Evaluate federal contractor status: Businesses should evaluate whether they have federal contracts because the terms of those contracts may change quickly with respect to pandemic controls. This is a different inquiry than whether an entity is a federal contractor for affirmative action purposes. The new executive order appears to cover any entity with a federal contract, regardless of employee count or contract value.
Establish a record-keeping system: We do not yet know what records businesses will need to maintain or for how long. But we do know that covered entities will receive medical records either in the form of weekly tests or vaccination cards. Those records must be kept confidential. Businesses should establish robust confidentiality protocols for how these records are received and stored.
Establish a process for accommodation requests: Businesses should expect an increase in accommodation requests. Those requests should be handled with alacrity. Having an established system for accommodation requests, including protocols around the interactive process, will help ensure that every employee requesting an accommodation receives a timely, fair review.
Clarify policies on quarantining: Quarantines may become more common as more individuals test.
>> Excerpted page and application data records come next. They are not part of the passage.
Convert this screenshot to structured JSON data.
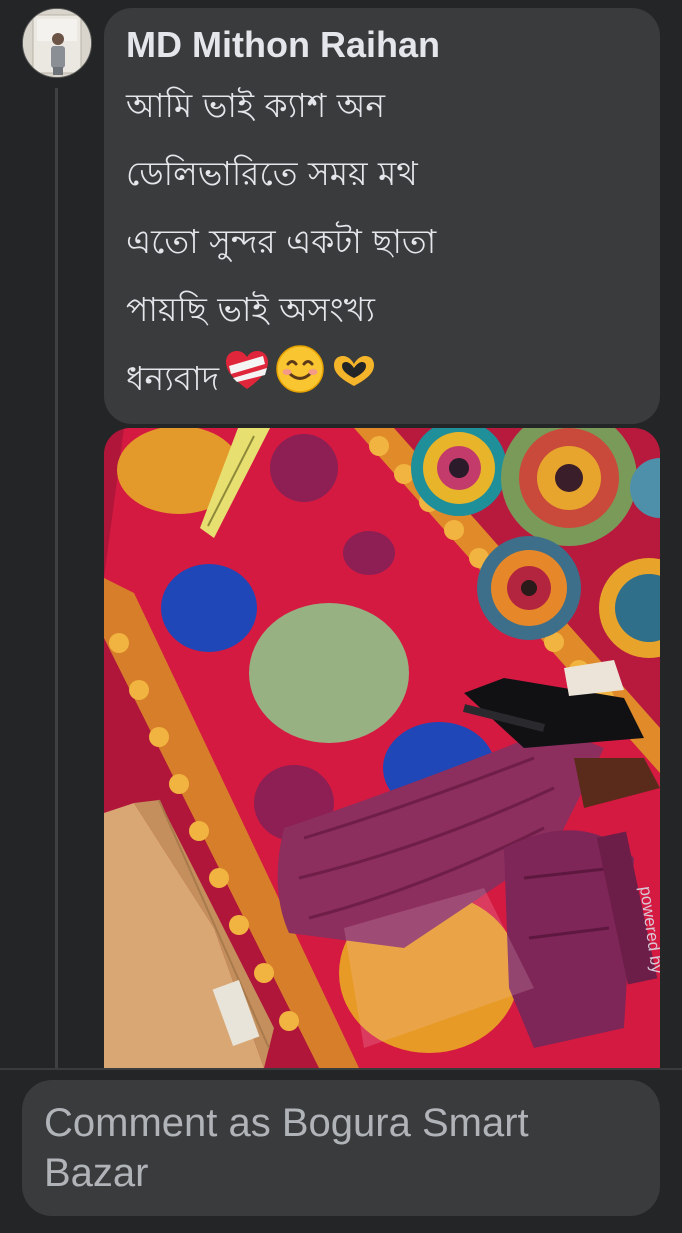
{
  "comment": {
    "author": "MD Mithon Raihan",
    "lines": [
      "আমি ভাই ক্যাশ অন",
      "ডেলিভারিতে সময় মথ",
      "এতো সুন্দর একটা ছাতা",
      "পায়ছি ভাই অসংখ্য",
      "ধন্যবাদ"
    ],
    "emojis": [
      "mending-heart-icon",
      "smiling-face-icon",
      "heart-hands-icon"
    ]
  },
  "photo": {
    "overlay_text": "powered by"
  },
  "composer": {
    "placeholder": "Comment as Bogura Smart Bazar"
  },
  "colors": {
    "background": "#242526",
    "bubble": "#3a3b3c",
    "text": "#e4e6eb",
    "muted": "#b0b3b8",
    "mat_red": "#c8193a"
  }
}
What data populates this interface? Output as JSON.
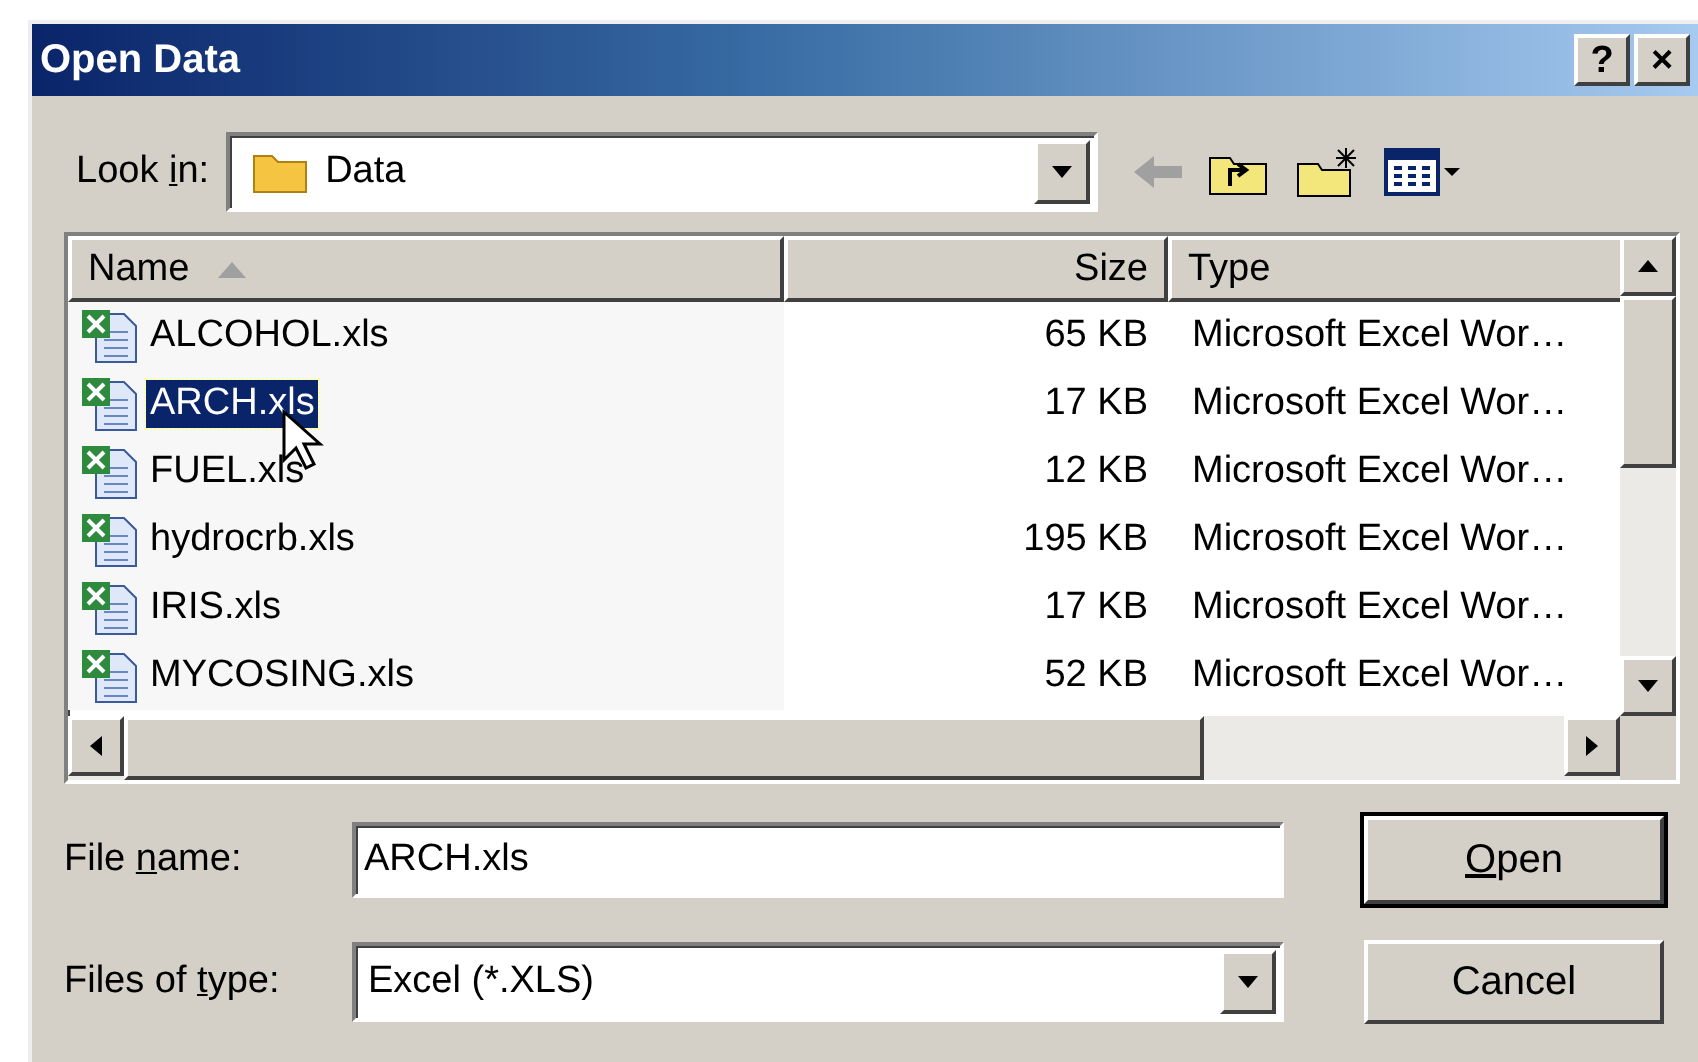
{
  "window": {
    "title": "Open Data",
    "title_buttons": [
      "?",
      "×"
    ]
  },
  "look_in": {
    "label_parts": [
      {
        "text": "Look ",
        "underlined": false
      },
      {
        "text": "i",
        "underlined": true
      },
      {
        "text": "n:",
        "underlined": false
      }
    ],
    "value": "Data"
  },
  "toolbar": [
    {
      "kind": "back",
      "disabled": true
    },
    {
      "kind": "up",
      "disabled": false
    },
    {
      "kind": "new-folder",
      "disabled": false
    },
    {
      "kind": "view-menu",
      "disabled": false
    }
  ],
  "file_list": {
    "columns": [
      {
        "label": "Name",
        "sorted": true
      },
      {
        "label": "Size",
        "sorted": false
      },
      {
        "label": "Type",
        "sorted": false
      }
    ],
    "rows": [
      {
        "name": "ALCOHOL.xls",
        "size": "65 KB",
        "type": "Microsoft Excel Wor…",
        "selected": false
      },
      {
        "name": "ARCH.xls",
        "size": "17 KB",
        "type": "Microsoft Excel Wor…",
        "selected": true
      },
      {
        "name": "FUEL.xls",
        "size": "12 KB",
        "type": "Microsoft Excel Wor…",
        "selected": false
      },
      {
        "name": "hydrocrb.xls",
        "size": "195 KB",
        "type": "Microsoft Excel Wor…",
        "selected": false
      },
      {
        "name": "IRIS.xls",
        "size": "17 KB",
        "type": "Microsoft Excel Wor…",
        "selected": false
      },
      {
        "name": "MYCOSING.xls",
        "size": "52 KB",
        "type": "Microsoft Excel Wor…",
        "selected": false
      }
    ]
  },
  "file_name": {
    "label_parts": [
      {
        "text": "File ",
        "underlined": false
      },
      {
        "text": "n",
        "underlined": true
      },
      {
        "text": "ame:",
        "underlined": false
      }
    ],
    "value": "ARCH.xls"
  },
  "file_type": {
    "label_parts": [
      {
        "text": "Files of ",
        "underlined": false
      },
      {
        "text": "t",
        "underlined": true
      },
      {
        "text": "ype:",
        "underlined": false
      }
    ],
    "value": "Excel (*.XLS)"
  },
  "buttons": [
    {
      "label_parts": [
        {
          "text": "O",
          "underlined": true
        },
        {
          "text": "pen",
          "underlined": false
        }
      ],
      "default": true
    },
    {
      "label_parts": [
        {
          "text": "Cancel",
          "underlined": false
        }
      ],
      "default": false
    }
  ]
}
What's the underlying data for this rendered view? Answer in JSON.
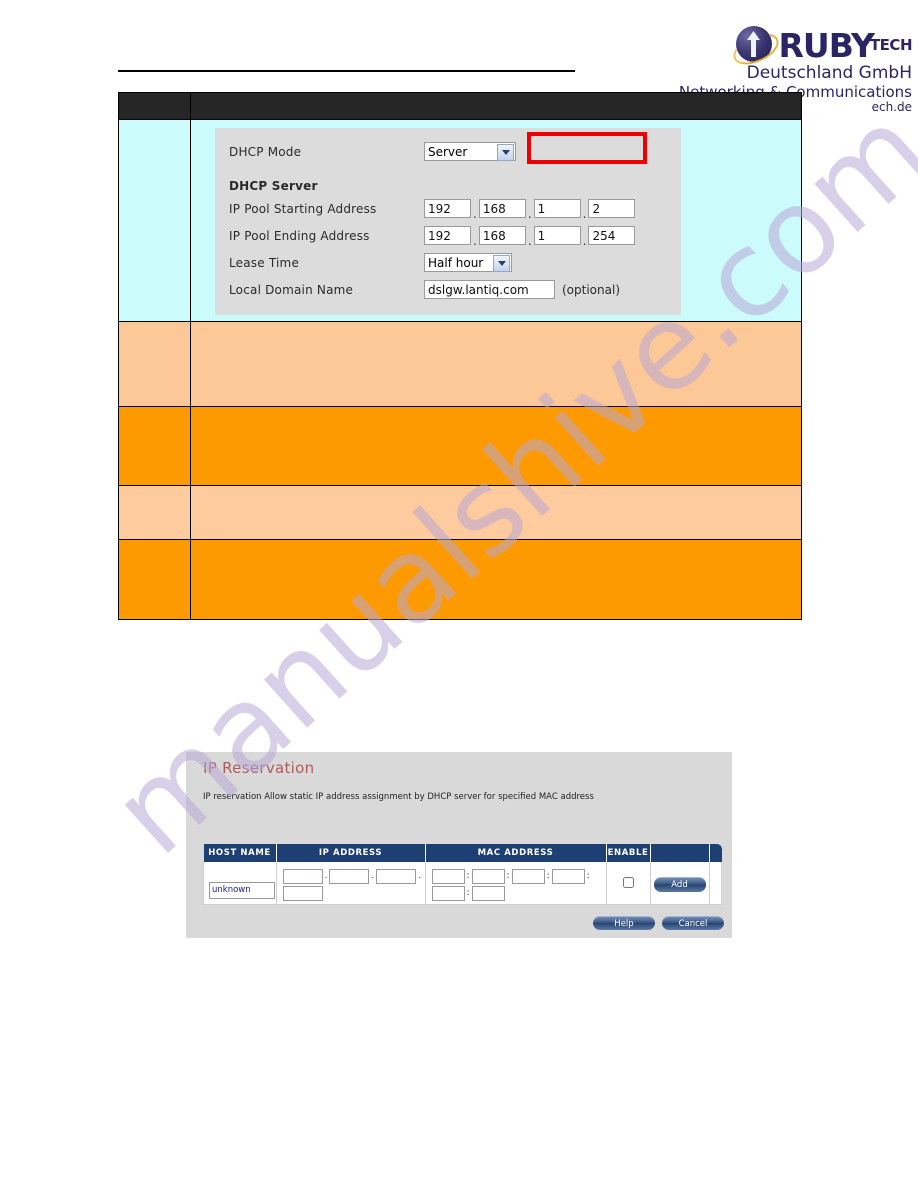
{
  "brand": {
    "name_main": "RUBY",
    "name_sub": "TECH",
    "line2": "Deutschland GmbH",
    "line3": "Networking & Communications",
    "line4": "ech.de"
  },
  "dhcp_form": {
    "mode_label": "DHCP Mode",
    "mode_value": "Server",
    "mode_options": [
      "Server"
    ],
    "section_title": "DHCP Server",
    "pool_start_label": "IP Pool Starting Address",
    "pool_start": [
      "192",
      "168",
      "1",
      "2"
    ],
    "pool_end_label": "IP Pool Ending Address",
    "pool_end": [
      "192",
      "168",
      "1",
      "254"
    ],
    "lease_label": "Lease Time",
    "lease_value": "Half hour",
    "lease_options": [
      "Half hour"
    ],
    "domain_label": "Local Domain Name",
    "domain_value": "dslgw.lantiq.com",
    "domain_note": "(optional)",
    "separator": ".",
    "highlight_color": "#ee0000"
  },
  "ip_reservation": {
    "title": "IP Reservation",
    "description": "IP reservation Allow static IP address assignment by DHCP server for specified MAC address",
    "columns": [
      "HOST NAME",
      "IP ADDRESS",
      "MAC ADDRESS",
      "ENABLE",
      ""
    ],
    "host_value": "unknown",
    "ip_segments": [
      "",
      "",
      "",
      ""
    ],
    "mac_segments": [
      "",
      "",
      "",
      "",
      "",
      ""
    ],
    "ip_separator": ".",
    "mac_separator": ":",
    "enable_checked": false,
    "add_label": "Add",
    "help_label": "Help",
    "cancel_label": "Cancel"
  },
  "table_rows": {
    "header_bg": "#262626",
    "cyan_bg": "#ccfbfb",
    "peach_bg": "#fcc897",
    "orange_bg": "#fe9a01",
    "peach2_bg": "#fdcb9e"
  },
  "watermark": {
    "text": "manualshive.com",
    "color": "#b9a8d6"
  }
}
Businesses should solidify — upfront — whether remote options are available for those quarantining, and if not, whether the proposed leave will be paid or unpaid. Keep in mind that some states and industries have mandatory paid leave programs that an entity must consider.
All businesses — whether expressly covered by the plan or not — should consult with qualified labor and employment counsel. These issues are complicated and will only become more complicated as nuance is introduced by OSHA, SFWTF and CMS.
Brian Bouchard, an attorney at Sheehan Phinney, is a litigator who focuses on labor and employment, land use and construction issues.